Lisa Cee - My Turn
The inaugural release for this blues, rock, roots and soul singing woman is a good one. Hailing from Southern California, Lisa Cee has led the house band at the Gibson and Fender Guitar Lodge at the Sundance Film Festival and now has worked with Rip Cat to release her first album. Interestingly, it features an old picture of Lisa on the cover in a gogo cage in a zebra striped outfit and fishnets, so I was not sure what was going to be inside.
Lisa wrote nine of the songs for this CD. There is an interesting mix of new and old here and the covers are slick, eclectic and pretty cool. “White Rabbit” has Cee taking it to a new place; she replaced the guitar lead with horns and gives a great vocal performance. “Good-Bye Baby” gets re-vamped quote sweetly in a boogie woogie style. “I’ll Take You There” features an acoustic guitar intro and lead with a sultry performance by Cee. 60’s soul tune “What Good Am I” (Mickey Champion) opens the CD as a jumping blues tune with a great vocal performance.
Cee notes that she is on a journey to ex-press herself with her songs here. It’s not like some of her live sets where she comes our with six shooters blazing. Cee is working to blend her vocals and backing into a whole and I’d hae to say she did a good job. The first we get to here is “Fire In The Sky,” where she blends her voice with some cool guitar licks by he r band mate BR Million. Blues ballads like “Lost You” show her emotions and the pain of grief and loss of friends. “Fire” funks it up with a great groove and horn solo by Ron Dziubla. She takes a rootsy, country turn with “My Turn” while “Right Man” featured producer Johnny Mastro with some wicked harp work and Cee belting out about how her “right man” treats her so well. “Stop Tryin’” features Cee soulfully wailing while “Cold Hearted Woman” has Cee telling us to stay away or we’ll get burned. “Evil Mind is another funk tune where Cee shows her stuff. She closes with an acoustic number, Already Free.” More great lyrics and some cello make this even more poignant and haunting
I’m sold– I liked this CD. Not having seen her live, I have nothing to contrast her studio performance with, but suffice it to say there is a lot of depth, meaning and feeling in her work. I was impressed with the songs, her performances and the cast of characters supporting her. Mike Hightower and Albert Treagnier Jr. are the bass and drum backline and those who stop in for a song of two also do a great job. A very nice first effort by this California blues woman!

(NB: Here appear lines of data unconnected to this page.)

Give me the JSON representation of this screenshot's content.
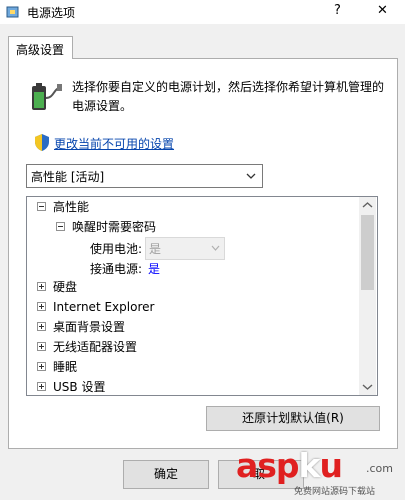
{
  "window": {
    "title": "电源选项",
    "help_glyph": "?",
    "close_glyph": "✕"
  },
  "tab": {
    "label": "高级设置"
  },
  "intro_text": "选择你要自定义的电源计划，然后选择你希望计算机管理的电源设置。",
  "change_link": "更改当前不可用的设置",
  "plan_select": {
    "value": "高性能 [活动]"
  },
  "tree": {
    "root": "高性能",
    "child": "唤醒时需要密码",
    "on_battery_label": "使用电池:",
    "on_battery_value": "是",
    "plugged_in_label": "接通电源:",
    "plugged_in_value": "是",
    "items": [
      {
        "label": "硬盘"
      },
      {
        "label": "Internet Explorer"
      },
      {
        "label": "桌面背景设置"
      },
      {
        "label": "无线适配器设置"
      },
      {
        "label": "睡眠"
      },
      {
        "label": "USB 设置"
      }
    ]
  },
  "buttons": {
    "restore": "还原计划默认值(R)",
    "ok": "确定",
    "cancel": "取"
  },
  "watermark": {
    "main_a": "asp",
    "main_k": "k",
    "main_u": "u",
    "tld": ".com",
    "sub": "免费网站源码下载站"
  },
  "colors": {
    "link": "#0645ad",
    "value_blue": "#0000ff",
    "watermark_red": "#e02020"
  }
}
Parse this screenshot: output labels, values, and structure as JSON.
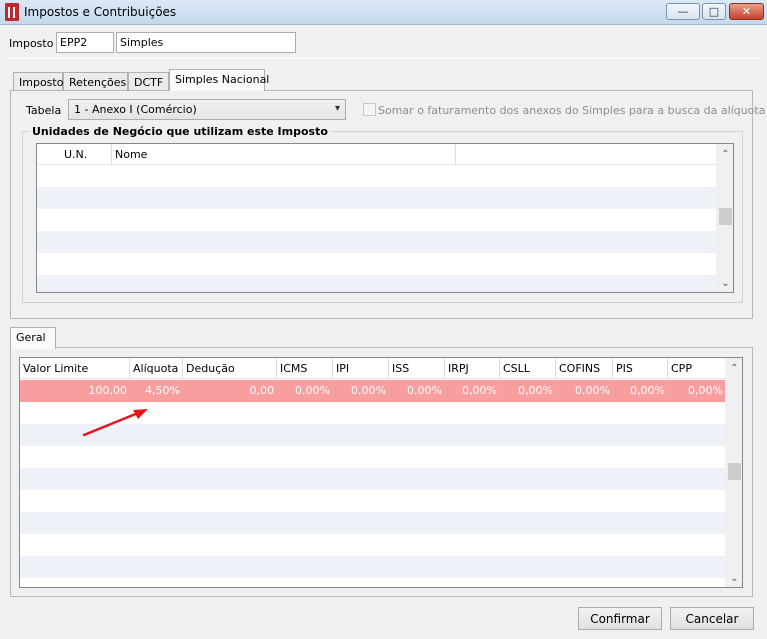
{
  "window": {
    "title": "Impostos e Contribuições",
    "minimize": "—",
    "maximize": "□",
    "close": "✕"
  },
  "imposto": {
    "label": "Imposto",
    "code": "EPP2",
    "name": "Simples"
  },
  "tabs": [
    "Imposto",
    "Retenções",
    "DCTF",
    "Simples Nacional"
  ],
  "active_tab": "Simples Nacional",
  "simples": {
    "tabela_label": "Tabela",
    "tabela_value": "1 - Anexo I (Comércio)",
    "somar_label": "Somar o faturamento dos anexos do Simples para a busca da alíquota",
    "somar_checked": false,
    "unidades_title": "Unidades de Negócio que utilizam este Imposto",
    "unidades_columns": [
      "U.N.",
      "Nome"
    ]
  },
  "geral": {
    "tab_label": "Geral",
    "columns": [
      "Valor Limite",
      "Alíquota",
      "Dedução",
      "ICMS",
      "IPI",
      "ISS",
      "IRPJ",
      "CSLL",
      "COFINS",
      "PIS",
      "CPP"
    ],
    "rows": [
      [
        "100,00",
        "4,50%",
        "0,00",
        "0,00%",
        "0,00%",
        "0,00%",
        "0,00%",
        "0,00%",
        "0,00%",
        "0,00%",
        "0,00%"
      ]
    ]
  },
  "buttons": {
    "confirmar": "Confirmar",
    "cancelar": "Cancelar"
  },
  "colors": {
    "selected_row": "#f89e9e",
    "annotation_arrow": "#e8141c"
  }
}
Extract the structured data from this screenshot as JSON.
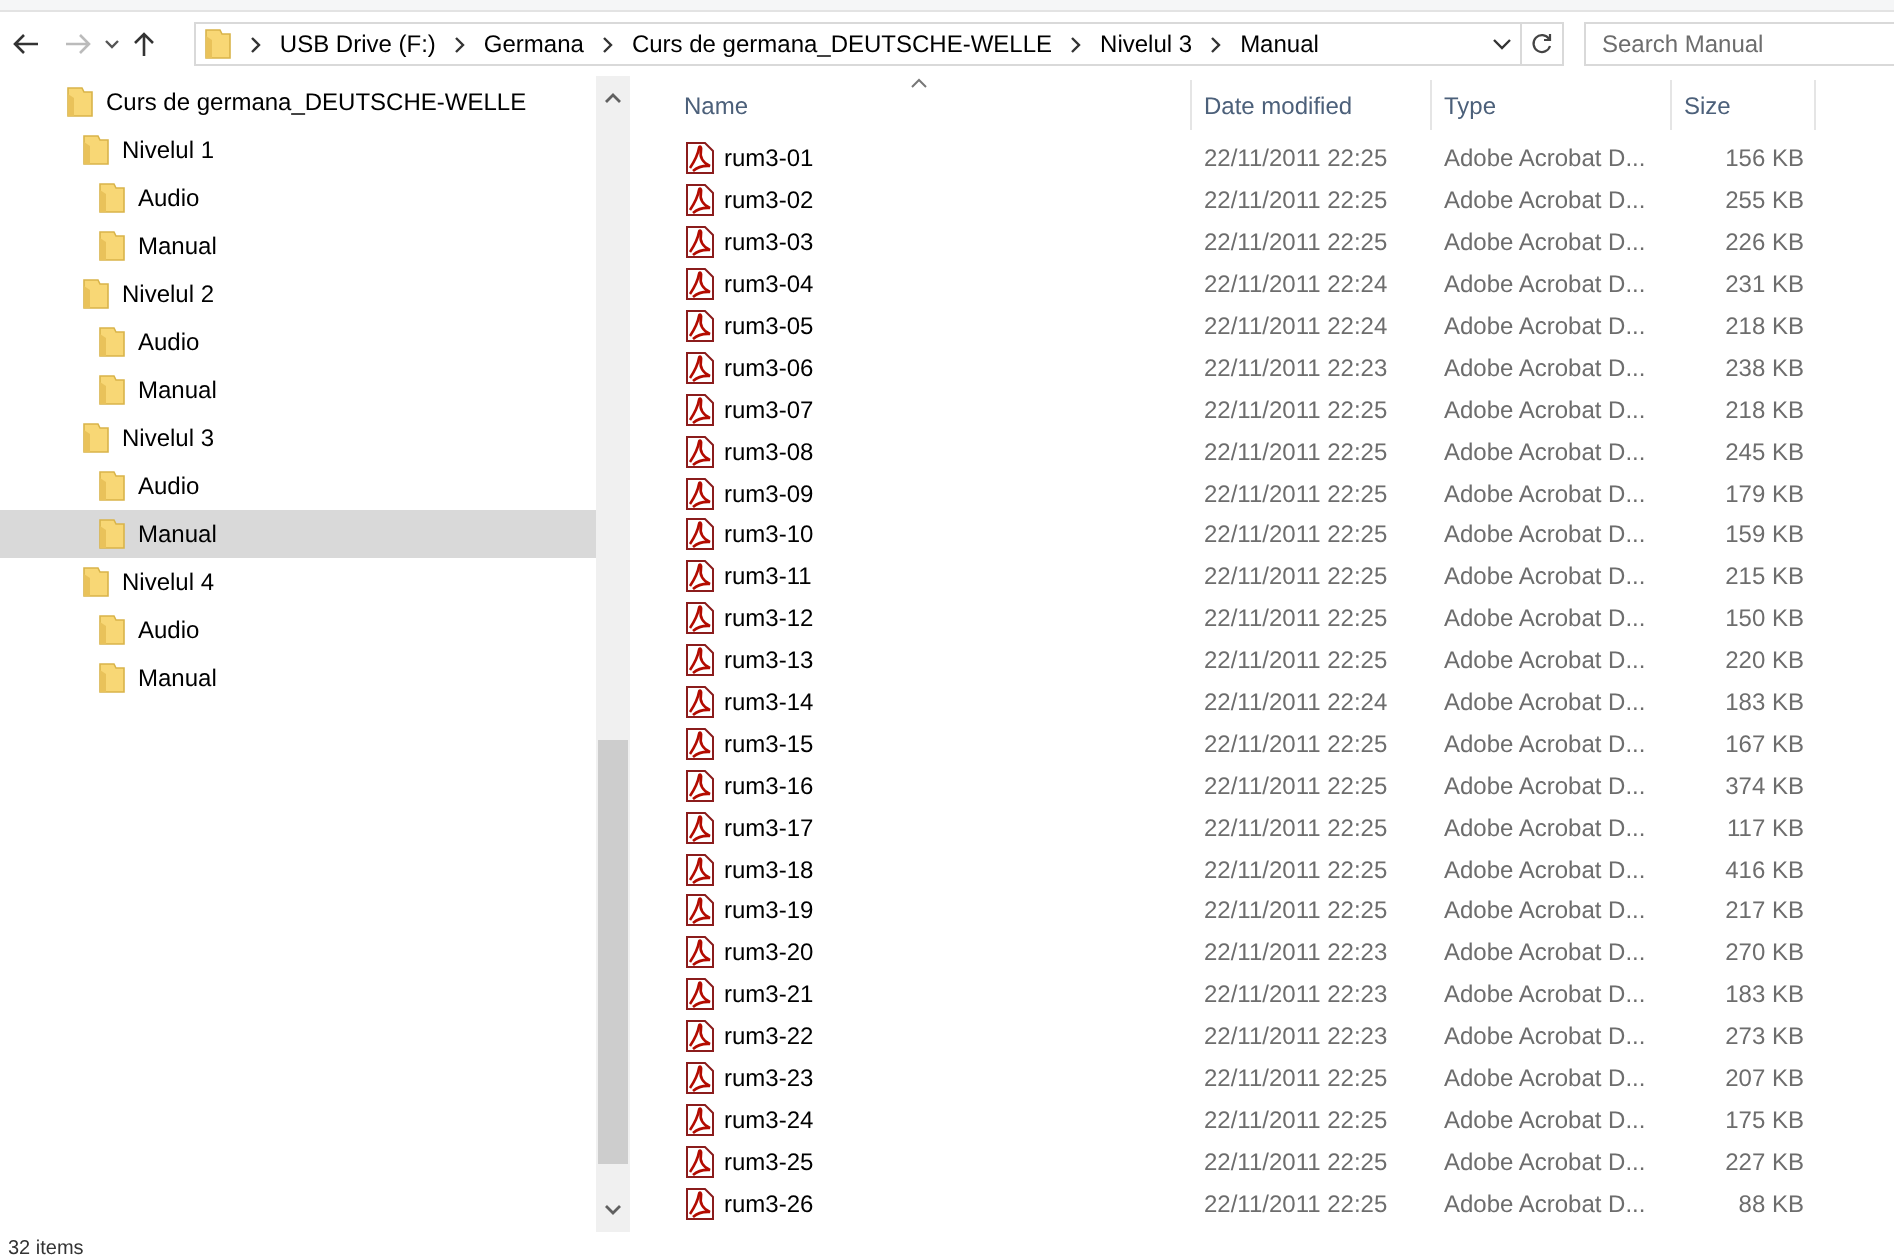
{
  "address_bar": {
    "path": [
      "USB Drive (F:)",
      "Germana",
      "Curs de germana_DEUTSCHE-WELLE",
      "Nivelul 3",
      "Manual"
    ]
  },
  "search": {
    "placeholder": "Search Manual"
  },
  "navigation_pane": {
    "items": [
      {
        "label": "Curs de germana_DEUTSCHE-WELLE",
        "selected": false,
        "children": [
          {
            "label": "Nivelul 1",
            "selected": false,
            "children": [
              {
                "label": "Audio",
                "selected": false
              },
              {
                "label": "Manual",
                "selected": false
              }
            ]
          },
          {
            "label": "Nivelul 2",
            "selected": false,
            "children": [
              {
                "label": "Audio",
                "selected": false
              },
              {
                "label": "Manual",
                "selected": false
              }
            ]
          },
          {
            "label": "Nivelul 3",
            "selected": false,
            "children": [
              {
                "label": "Audio",
                "selected": false
              },
              {
                "label": "Manual",
                "selected": true
              }
            ]
          },
          {
            "label": "Nivelul 4",
            "selected": false,
            "children": [
              {
                "label": "Audio",
                "selected": false
              },
              {
                "label": "Manual",
                "selected": false
              }
            ]
          }
        ]
      }
    ]
  },
  "file_list": {
    "columns": [
      {
        "label": "Name",
        "sorted": true
      },
      {
        "label": "Date modified",
        "sorted": false
      },
      {
        "label": "Type",
        "sorted": false
      },
      {
        "label": "Size",
        "sorted": false
      }
    ],
    "rows": [
      {
        "name": "rum3-01",
        "date_modified": "22/11/2011 22:25",
        "type": "Adobe Acrobat D...",
        "size": "156 KB"
      },
      {
        "name": "rum3-02",
        "date_modified": "22/11/2011 22:25",
        "type": "Adobe Acrobat D...",
        "size": "255 KB"
      },
      {
        "name": "rum3-03",
        "date_modified": "22/11/2011 22:25",
        "type": "Adobe Acrobat D...",
        "size": "226 KB"
      },
      {
        "name": "rum3-04",
        "date_modified": "22/11/2011 22:24",
        "type": "Adobe Acrobat D...",
        "size": "231 KB"
      },
      {
        "name": "rum3-05",
        "date_modified": "22/11/2011 22:24",
        "type": "Adobe Acrobat D...",
        "size": "218 KB"
      },
      {
        "name": "rum3-06",
        "date_modified": "22/11/2011 22:23",
        "type": "Adobe Acrobat D...",
        "size": "238 KB"
      },
      {
        "name": "rum3-07",
        "date_modified": "22/11/2011 22:25",
        "type": "Adobe Acrobat D...",
        "size": "218 KB"
      },
      {
        "name": "rum3-08",
        "date_modified": "22/11/2011 22:25",
        "type": "Adobe Acrobat D...",
        "size": "245 KB"
      },
      {
        "name": "rum3-09",
        "date_modified": "22/11/2011 22:25",
        "type": "Adobe Acrobat D...",
        "size": "179 KB"
      },
      {
        "name": "rum3-10",
        "date_modified": "22/11/2011 22:25",
        "type": "Adobe Acrobat D...",
        "size": "159 KB"
      },
      {
        "name": "rum3-11",
        "date_modified": "22/11/2011 22:25",
        "type": "Adobe Acrobat D...",
        "size": "215 KB"
      },
      {
        "name": "rum3-12",
        "date_modified": "22/11/2011 22:25",
        "type": "Adobe Acrobat D...",
        "size": "150 KB"
      },
      {
        "name": "rum3-13",
        "date_modified": "22/11/2011 22:25",
        "type": "Adobe Acrobat D...",
        "size": "220 KB"
      },
      {
        "name": "rum3-14",
        "date_modified": "22/11/2011 22:24",
        "type": "Adobe Acrobat D...",
        "size": "183 KB"
      },
      {
        "name": "rum3-15",
        "date_modified": "22/11/2011 22:25",
        "type": "Adobe Acrobat D...",
        "size": "167 KB"
      },
      {
        "name": "rum3-16",
        "date_modified": "22/11/2011 22:25",
        "type": "Adobe Acrobat D...",
        "size": "374 KB"
      },
      {
        "name": "rum3-17",
        "date_modified": "22/11/2011 22:25",
        "type": "Adobe Acrobat D...",
        "size": "117 KB"
      },
      {
        "name": "rum3-18",
        "date_modified": "22/11/2011 22:25",
        "type": "Adobe Acrobat D...",
        "size": "416 KB"
      },
      {
        "name": "rum3-19",
        "date_modified": "22/11/2011 22:25",
        "type": "Adobe Acrobat D...",
        "size": "217 KB"
      },
      {
        "name": "rum3-20",
        "date_modified": "22/11/2011 22:23",
        "type": "Adobe Acrobat D...",
        "size": "270 KB"
      },
      {
        "name": "rum3-21",
        "date_modified": "22/11/2011 22:23",
        "type": "Adobe Acrobat D...",
        "size": "183 KB"
      },
      {
        "name": "rum3-22",
        "date_modified": "22/11/2011 22:23",
        "type": "Adobe Acrobat D...",
        "size": "273 KB"
      },
      {
        "name": "rum3-23",
        "date_modified": "22/11/2011 22:25",
        "type": "Adobe Acrobat D...",
        "size": "207 KB"
      },
      {
        "name": "rum3-24",
        "date_modified": "22/11/2011 22:25",
        "type": "Adobe Acrobat D...",
        "size": "175 KB"
      },
      {
        "name": "rum3-25",
        "date_modified": "22/11/2011 22:25",
        "type": "Adobe Acrobat D...",
        "size": "227 KB"
      },
      {
        "name": "rum3-26",
        "date_modified": "22/11/2011 22:25",
        "type": "Adobe Acrobat D...",
        "size": "88 KB"
      }
    ]
  },
  "status_bar": {
    "item_count": "32 items"
  }
}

Reviewer Steve Jones is president of the Crossroads Blues Society and is a long standing blues lover. He is a retired Navy commander who served his entire career in nuclear submarines. In addition to working in his civilian career since 1996, he writes for and publishes the bi-monthly newsletter for Crossroads, chairs their music festival and work with their Blues In The Schools program. He resides in Byron, IL.